My advice to Ms Warren .....stay away from any steep embankments protected by high fences 

ThroxxOfVron's picture

"Elizabeth Warren Wants A Public Option For Banking By Using The Post Office"


The FDIC originally covered the deposits of only a single institution: the Postal Savings System.


"The United States Postal Savings System was a postal savings system operated by the United States Post Office Department, predecessor of the United States Postal Service, from January 1, 1911 until July 1, 1967. The system paid depositors 2 percent annual interest. Depositors in the system were initially limited to hold a balance of $500, but this was raised to $1,000 in 1916 and to $2,500 in 1918. At its peak in 1947, the system held almost $3.4 billion in deposits. The system originally had a natural advantage over deposit-taking private banks because the deposits were always backed by "the full faith and credit of the United States Government." However, because theFederal Deposit Insurance Corporation gave the same guarantee to depositors in private banks, the Postal Savings System lost its natural advantage in trust."


Of course, IF the Postal Savings System was reconstituted and provided the infrastructure to manage SS/Disability/WIC/etc.., paying in US Treasury Notes bearing interest or in 'Greenbsacks'; -the likes of JPMChase would not make a cent 'managing' redistribution schemes and would receive none of the BILLIONS in regular FRN deposits they presently enjoy every month under the present system of FED seigniorage and Bankster skimming off Social Servies distributions/redemptions...


Then there is the lovely idea that the Postal Savings System could issue neo-inflation hedgeded currency ( aka forever stamps ) in lieu of FRN that could be traded for goods and services instead of merly redeemed for mail delivery...


NOTaREALmerican's picture

Re:  the likes of JPMChase would not make a cent 'managing' redistribution schemes

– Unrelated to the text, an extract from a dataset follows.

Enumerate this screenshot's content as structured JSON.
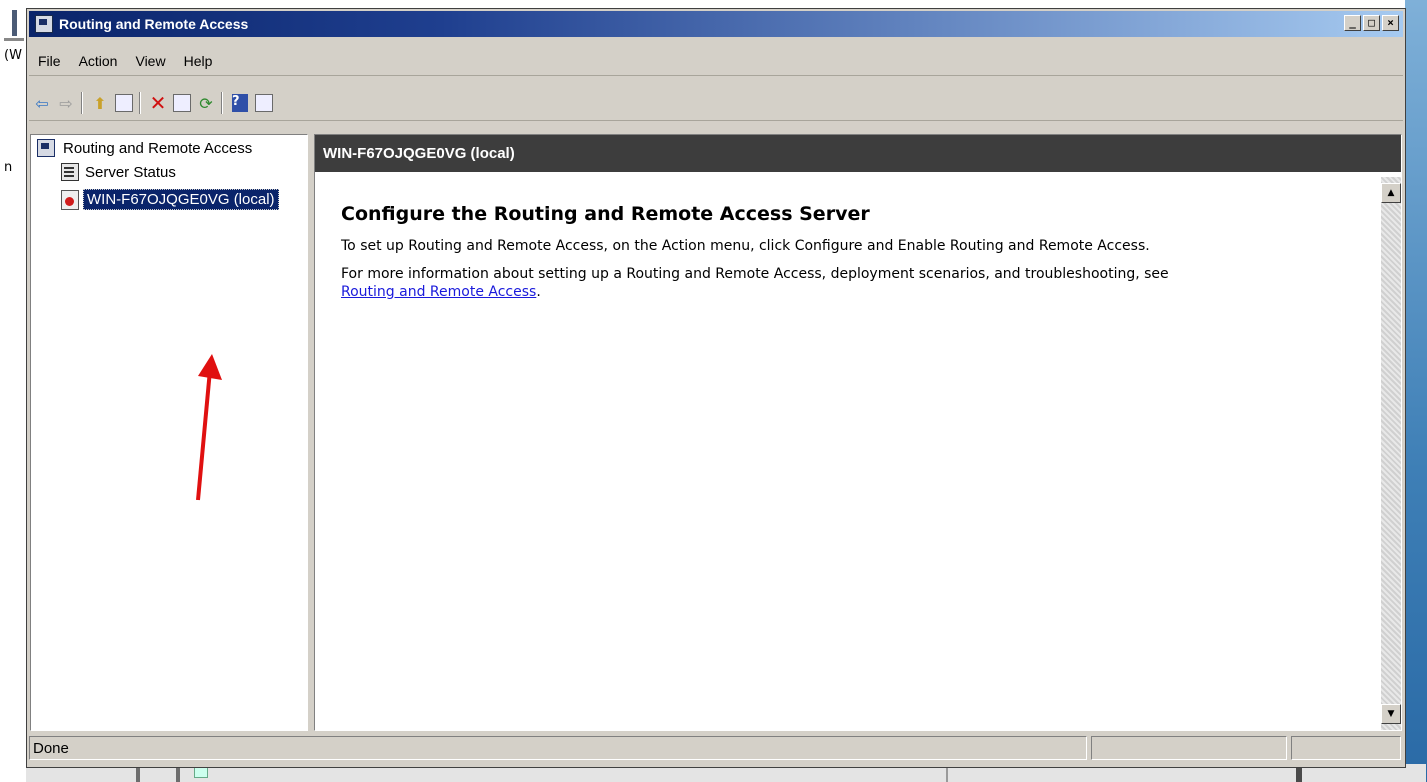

Yeah,  I don't think the patriots who love the glorious private banking system would stand for the creeping socialism of having the evil post office accept savings deposits.   After all, think of all the damage they could do when - instead - the private banking system has a proven track-record of honesty!

ThroxxOfVron's picture

Also notice that "The system paid depositors 2 percent annual interest."

IF this interest were tax-free ( since the deposit is arguably being held by the US Treasury/Government ) then these savings would in theory be nominally protected against theft via the FED printing press as long as the FED did not exceed the publicly stated 2% inflation target...

Why should SS/Disibility/VA/WIC Recipients be forced to do business with Private Banks simply to cash their checks or hold minimal savings?

.GOV could also have nationalized the bankrupt/bailed-out banks and traded them for the non-marketable securities in the 'SS Trust Fund'...  

It is possible that the profits would accrue to SS and eventually People wouldn't have to pay in, just let the Postal Banking System run surplusses indefinitely and distribute a portion of the interest to share-holders: American Citizen Retirees...

Black Warrior Waterdog's picture

Ca. 1925: ''Let me tell you about the very rich. They are different from you and me.''